TALLAHASSEE, Fla. (WOMENSENEWS)–For 15 years, registered nurse June Berlinger suffered her own cracked ribs, burst ear drums and a constant barrage of verbal abuse from her husband, a professional who worked in state and local government.
Like most victims of domestic violence, Berlinger, coordinator of clinical programs for Florida State University, tolerated the abuse because she didn’t know what else to do.
A bill expected to be signed into law as early as next week by Florida Gov. Jeb Bush would mean that if she successfully pressed charges after July 1, he would likely go to jail for at least five days.
“This is a huge issue,” Bush said.
Experts on domestic violence were uncertain whether it was the first such law in the country but said it was remarkable legislation that could be a model for other states.
“Why do victims stay? Fear is the biggest reason,” Berlinger, an active promoter of the law, said in an interview, adding that she’s making her past public to give others hope of a better life. “I’m not just a survivor–I’m a thriver.”
Bill Increases Penalties, Gives More Shelter Options, Increases Funding
Florida will have zero tolerance for domestic violence, Bush said last week, adding that he wanted to sign the Family Protection Act of 2001, an omnibus piece of legislation that increases penalties for batterers, gives survivors more shelter options and increases funding for public awareness.
The package includes a mandatory five-day stay in the county jail for those found guilty of or pleading no contest to domestic violence that intentionally causes bodily harm. The law would have incarcerated about 29,000 batterers last year.
Florida officials believe it may be ground-breaking legislation that other states will emulate.

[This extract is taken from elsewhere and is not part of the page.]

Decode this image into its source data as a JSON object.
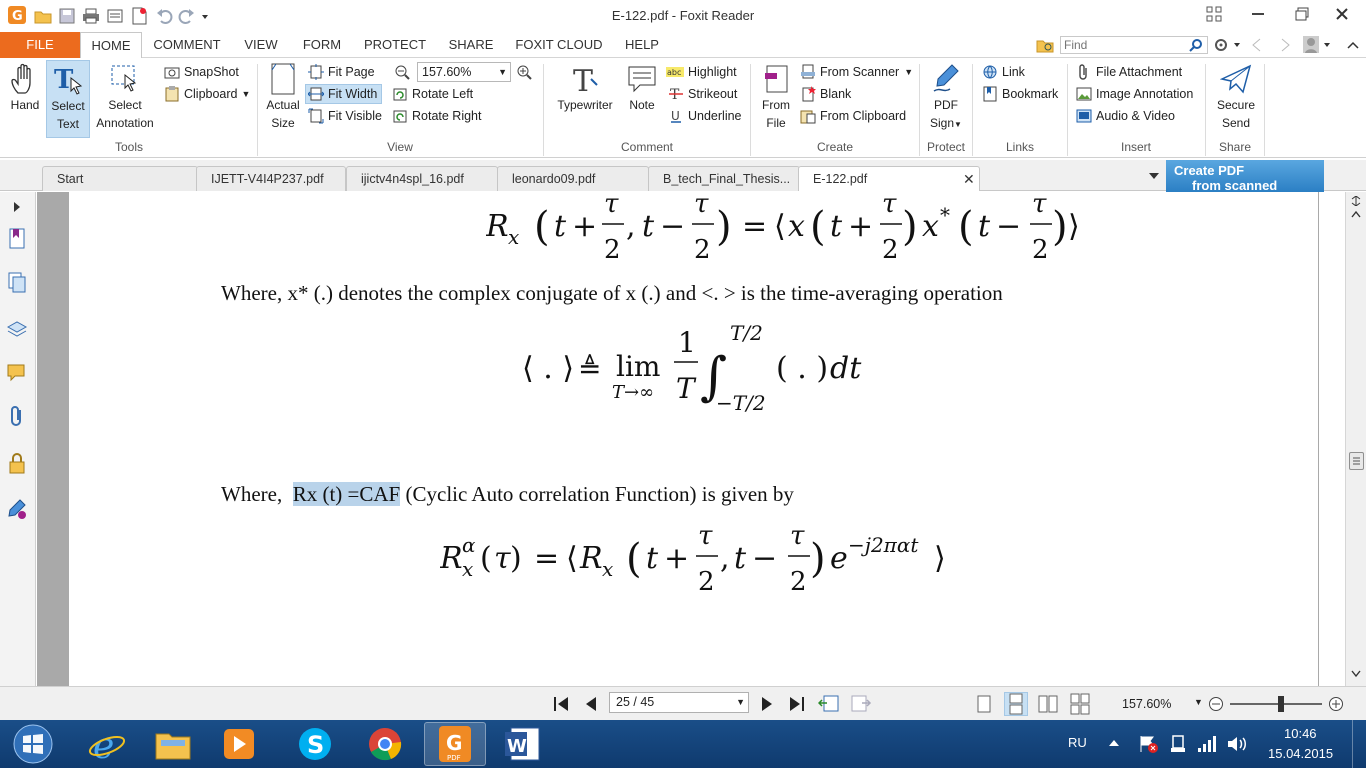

The bill also requires batterers on probation or sentenced to halfway houses or in-home detention to complete an intervention program or undergo counseling. It pumps $4 million more into domestic violence shelters and it provides $500,000 for a statewide, domestic violence public awareness program.
Finally, the measure requires child protective investigators to be trained in using injunctions to remove violent perpetrators from homes. It also increases the penalty of a second or subsequent battery conviction to a third-degree felony. Currently, the third such act is no longer a misdemeanor, but a felony.

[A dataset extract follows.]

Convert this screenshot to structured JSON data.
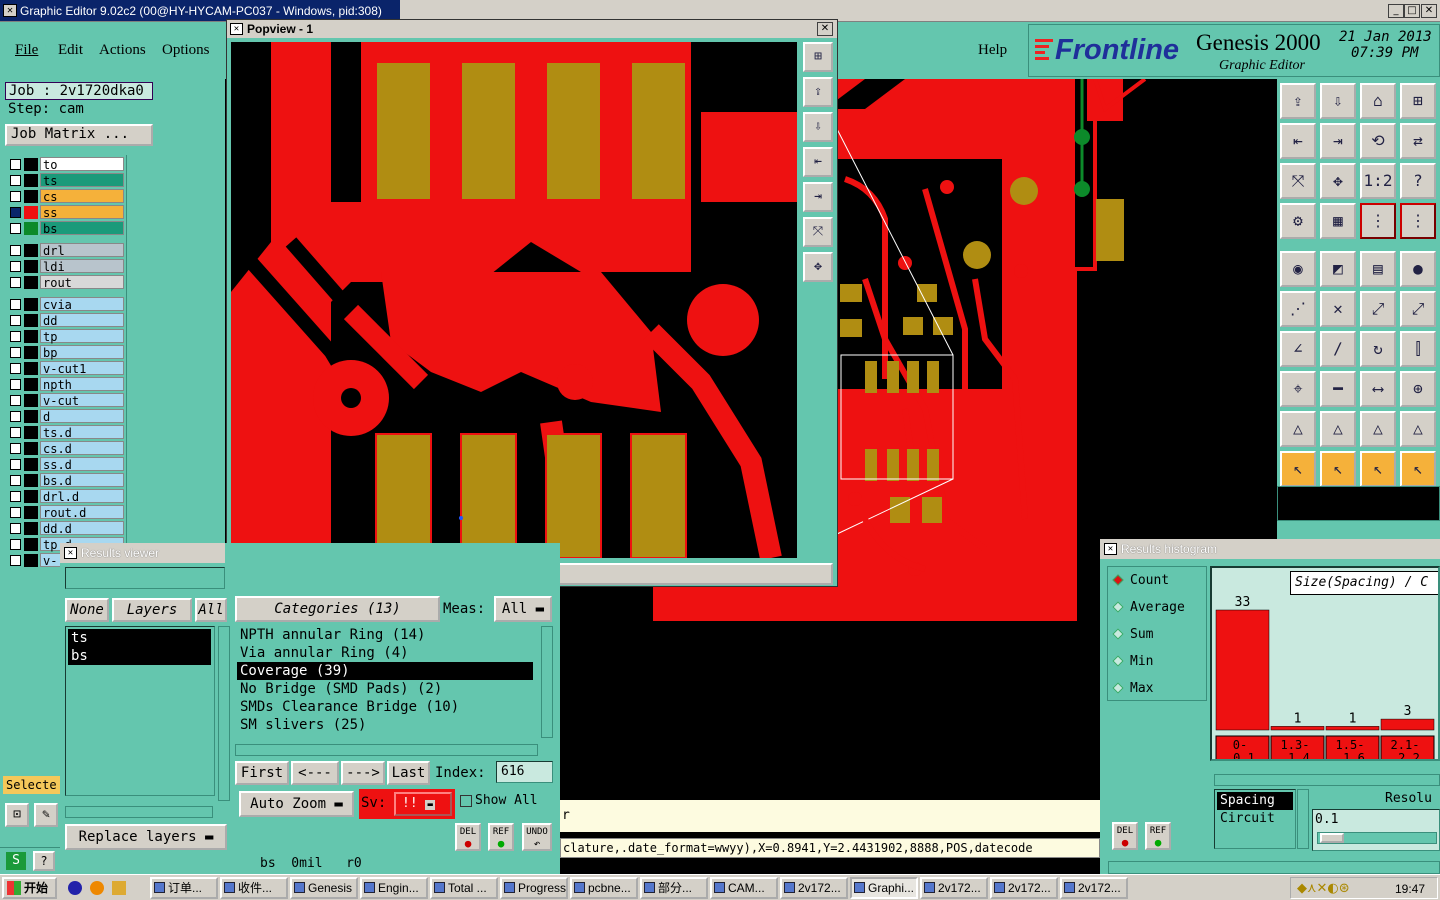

The jail stay and the new programs will be financed with a $201 surcharge on the fines levied on those convicted of assault, battery and other violent offenses.
Estimate: Up to 3.9 Million Women Abused Each Year
In 2000, 125,000 cases of domestic violence were reported nationwide; experts say many more go unreported. Of the 126,000 cases in 1999, 36,000 were committed by a spouse and 41,000 by a cohabitant. Another 10,000 were committed by a parent, 10,000 by a child and 9,000 by a sibling. Other family members committed 8,000 of the offenses while 12,000 were committed by persons outside the family.
Of the total offenses, about 20 percent were for aggravated assault and slightly less than 2 percent were for sex-related crimes that could result in physical injury.
Nationally, estimates range from 960,000 incidents of domestic violence to 3.9 million women who are physically abused by their husbands or live-in partners each year.
Nearly one-third of American women, 31 percent, report being physically or sexually abused by a husband or boyfriend at some point in their lives, according to a 1998 Commonwealth Fund survey.
Florida State Sen. Anna Cowin, a Leesburg Republican, has been working on the bill for several years, with the primary obstacle being the allocation of funds needed. Having succeeded in getting new funds allocated, Cowin said she believes domestic violence is inextricably tied to all violent behaviors in society today.
“That’s one of the tragedies that unfold every day in our state,” Cowin said. “I think the awareness campaign is very important. People need to know that crime against families is serious crime.”
Florida’s domestic violence law is modeled after its hugely successful 10-20-life firearms statutes. Those laws give progressively longer mandatory minimum sentences to those who commit crimes while holding a firearm, shooting a firearm or hitting a victim.
But some experts think prevention, not incarceration, would be more successful in combating abuse at home.
A spokesman for the Family Violence Prevention Fund said the fund opposed the legislation because it focuses on the batterers without working on the underlying causes of family violence. “We just don’t think that’s the answer,” said Michael Runner from the fund.
Nancy Cook Lauer is a journalist based in Tallahassee and covering Florida state government.
For more information, visit:
Text of Florida Senate Bill 1778 (search for no. 1778):
Family Violence Prevention Fund:
Domestic Violence Information Center:
U.S. Department of Justice, Violence Against Women Office: